■ **Exercise materials**
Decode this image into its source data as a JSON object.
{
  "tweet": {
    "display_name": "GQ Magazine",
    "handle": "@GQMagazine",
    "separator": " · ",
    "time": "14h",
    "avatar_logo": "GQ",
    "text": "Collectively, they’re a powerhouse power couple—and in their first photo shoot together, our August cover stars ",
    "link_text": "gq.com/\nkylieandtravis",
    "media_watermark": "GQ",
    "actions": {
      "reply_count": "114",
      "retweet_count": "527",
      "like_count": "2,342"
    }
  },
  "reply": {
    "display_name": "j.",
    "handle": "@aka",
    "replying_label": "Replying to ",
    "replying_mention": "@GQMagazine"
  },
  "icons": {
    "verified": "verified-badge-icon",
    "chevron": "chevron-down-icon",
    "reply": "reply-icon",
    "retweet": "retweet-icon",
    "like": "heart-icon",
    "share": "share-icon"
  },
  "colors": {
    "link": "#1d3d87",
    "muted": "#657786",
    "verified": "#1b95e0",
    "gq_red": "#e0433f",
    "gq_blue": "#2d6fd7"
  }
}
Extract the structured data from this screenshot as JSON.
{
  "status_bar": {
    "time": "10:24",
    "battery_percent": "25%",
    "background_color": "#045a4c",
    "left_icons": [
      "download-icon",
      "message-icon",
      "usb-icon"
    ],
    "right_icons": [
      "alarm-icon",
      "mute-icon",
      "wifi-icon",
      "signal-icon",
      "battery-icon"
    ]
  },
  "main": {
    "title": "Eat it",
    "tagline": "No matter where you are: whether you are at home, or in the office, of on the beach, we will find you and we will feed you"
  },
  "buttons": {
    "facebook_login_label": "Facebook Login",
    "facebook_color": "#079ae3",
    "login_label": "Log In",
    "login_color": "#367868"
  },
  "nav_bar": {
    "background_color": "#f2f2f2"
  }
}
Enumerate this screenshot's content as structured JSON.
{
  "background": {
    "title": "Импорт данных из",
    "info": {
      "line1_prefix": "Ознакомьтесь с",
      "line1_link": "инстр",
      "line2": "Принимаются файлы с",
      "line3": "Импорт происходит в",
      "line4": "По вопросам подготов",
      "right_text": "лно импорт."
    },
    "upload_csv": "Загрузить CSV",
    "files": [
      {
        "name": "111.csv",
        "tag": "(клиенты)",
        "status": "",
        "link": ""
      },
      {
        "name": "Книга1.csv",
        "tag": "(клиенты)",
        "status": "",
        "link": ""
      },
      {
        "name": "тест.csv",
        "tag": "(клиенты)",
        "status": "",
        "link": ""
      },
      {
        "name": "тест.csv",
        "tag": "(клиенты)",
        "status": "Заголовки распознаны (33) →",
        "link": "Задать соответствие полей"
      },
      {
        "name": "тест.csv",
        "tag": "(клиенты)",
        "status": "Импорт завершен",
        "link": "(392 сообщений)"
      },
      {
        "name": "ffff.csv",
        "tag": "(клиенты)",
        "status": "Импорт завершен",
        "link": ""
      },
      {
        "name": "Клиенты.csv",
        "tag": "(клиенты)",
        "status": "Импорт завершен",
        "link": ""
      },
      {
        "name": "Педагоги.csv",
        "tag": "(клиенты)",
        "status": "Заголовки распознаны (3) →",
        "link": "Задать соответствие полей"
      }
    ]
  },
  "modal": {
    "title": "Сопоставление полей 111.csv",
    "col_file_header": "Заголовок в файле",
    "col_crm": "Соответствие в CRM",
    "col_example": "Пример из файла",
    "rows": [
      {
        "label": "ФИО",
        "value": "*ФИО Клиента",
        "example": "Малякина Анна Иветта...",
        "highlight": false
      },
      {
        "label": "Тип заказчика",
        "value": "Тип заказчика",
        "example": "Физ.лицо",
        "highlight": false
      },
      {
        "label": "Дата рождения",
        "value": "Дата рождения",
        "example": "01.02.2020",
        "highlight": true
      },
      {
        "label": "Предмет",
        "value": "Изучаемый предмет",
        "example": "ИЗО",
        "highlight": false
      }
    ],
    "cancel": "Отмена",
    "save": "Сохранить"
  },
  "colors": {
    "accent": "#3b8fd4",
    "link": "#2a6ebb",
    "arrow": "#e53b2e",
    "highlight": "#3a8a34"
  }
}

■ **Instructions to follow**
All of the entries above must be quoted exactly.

■ **Expected answer**
Decode this image into its source data as a JSON object.
{
  "tweet": {
    "display_name": "GQ Magazine",
    "handle": "@GQMagazine",
    "separator": " · ",
    "time": "14h",
    "avatar_logo": "GQ",
    "text": "Collectively, they’re a powerhouse power couple—and in their first photo shoot together, our August cover stars ",
    "link_text": "gq.com/\nkylieandtravis",
    "media_watermark": "GQ",
    "actions": {
      "reply_count": "114",
      "retweet_count": "527",
      "like_count": "2,342"
    }
  },
  "reply": {
    "display_name": "j.",
    "handle": "@aka",
    "replying_label": "Replying to ",
    "replying_mention": "@GQMagazine"
  },
  "icons": {
    "verified": "verified-badge-icon",
    "chevron": "chevron-down-icon",
    "reply": "reply-icon",
    "retweet": "retweet-icon",
    "like": "heart-icon",
    "share": "share-icon"
  },
  "colors": {
    "link": "#1d3d87",
    "muted": "#657786",
    "verified": "#1b95e0",
    "gq_red": "#e0433f",
    "gq_blue": "#2d6fd7"
  }
}
Extract the structured data from this screenshot as JSON.
{
  "status_bar": {
    "time": "10:24",
    "battery_percent": "25%",
    "background_color": "#045a4c",
    "left_icons": [
      "download-icon",
      "message-icon",
      "usb-icon"
    ],
    "right_icons": [
      "alarm-icon",
      "mute-icon",
      "wifi-icon",
      "signal-icon",
      "battery-icon"
    ]
  },
  "main": {
    "title": "Eat it",
    "tagline": "No matter where you are: whether you are at home, or in the office, of on the beach, we will find you and we will feed you"
  },
  "buttons": {
    "facebook_login_label": "Facebook Login",
    "facebook_color": "#079ae3",
    "login_label": "Log In",
    "login_color": "#367868"
  },
  "nav_bar": {
    "background_color": "#f2f2f2"
  }
}
Enumerate this screenshot's content as structured JSON.
{
  "background": {
    "title": "Импорт данных из",
    "info": {
      "line1_prefix": "Ознакомьтесь с",
      "line1_link": "инстр",
      "line2": "Принимаются файлы с",
      "line3": "Импорт происходит в",
      "line4": "По вопросам подготов",
      "right_text": "лно импорт."
    },
    "upload_csv": "Загрузить CSV",
    "files": [
      {
        "name": "111.csv",
        "tag": "(клиенты)",
        "status": "",
        "link": ""
      },
      {
        "name": "Книга1.csv",
        "tag": "(клиенты)",
        "status": "",
        "link": ""
      },
      {
        "name": "тест.csv",
        "tag": "(клиенты)",
        "status": "",
        "link": ""
      },
      {
        "name": "тест.csv",
        "tag": "(клиенты)",
        "status": "Заголовки распознаны (33) →",
        "link": "Задать соответствие полей"
      },
      {
        "name": "тест.csv",
        "tag": "(клиенты)",
        "status": "Импорт завершен",
        "link": "(392 сообщений)"
      },
      {
        "name": "ffff.csv",
        "tag": "(клиенты)",
        "status": "Импорт завершен",
        "link": ""
      },
      {
        "name": "Клиенты.csv",
        "tag": "(клиенты)",
        "status": "Импорт завершен",
        "link": ""
      },
      {
        "name": "Педагоги.csv",
        "tag": "(клиенты)",
        "status": "Заголовки распознаны (3) →",
        "link": "Задать соответствие полей"
      }
    ]
  },
  "modal": {
    "title": "Сопоставление полей 111.csv",
    "col_file_header": "Заголовок в файле",
    "col_crm": "Соответствие в CRM",
    "col_example": "Пример из файла",
    "rows": [
      {
        "label": "ФИО",
        "value": "*ФИО Клиента",
        "example": "Малякина Анна Иветта...",
        "highlight": false
      },
      {
        "label": "Тип заказчика",
        "value": "Тип заказчика",
        "example": "Физ.лицо",
        "highlight": false
      },
      {
        "label": "Дата рождения",
        "value": "Дата рождения",
        "example": "01.02.2020",
        "highlight": true
      },
      {
        "label": "Предмет",
        "value": "Изучаемый предмет",
        "example": "ИЗО",
        "highlight": false
      }
    ],
    "cancel": "Отмена",
    "save": "Сохранить"
  },
  "colors": {
    "accent": "#3b8fd4",
    "link": "#2a6ebb",
    "arrow": "#e53b2e",
    "highlight": "#3a8a34"
  }
}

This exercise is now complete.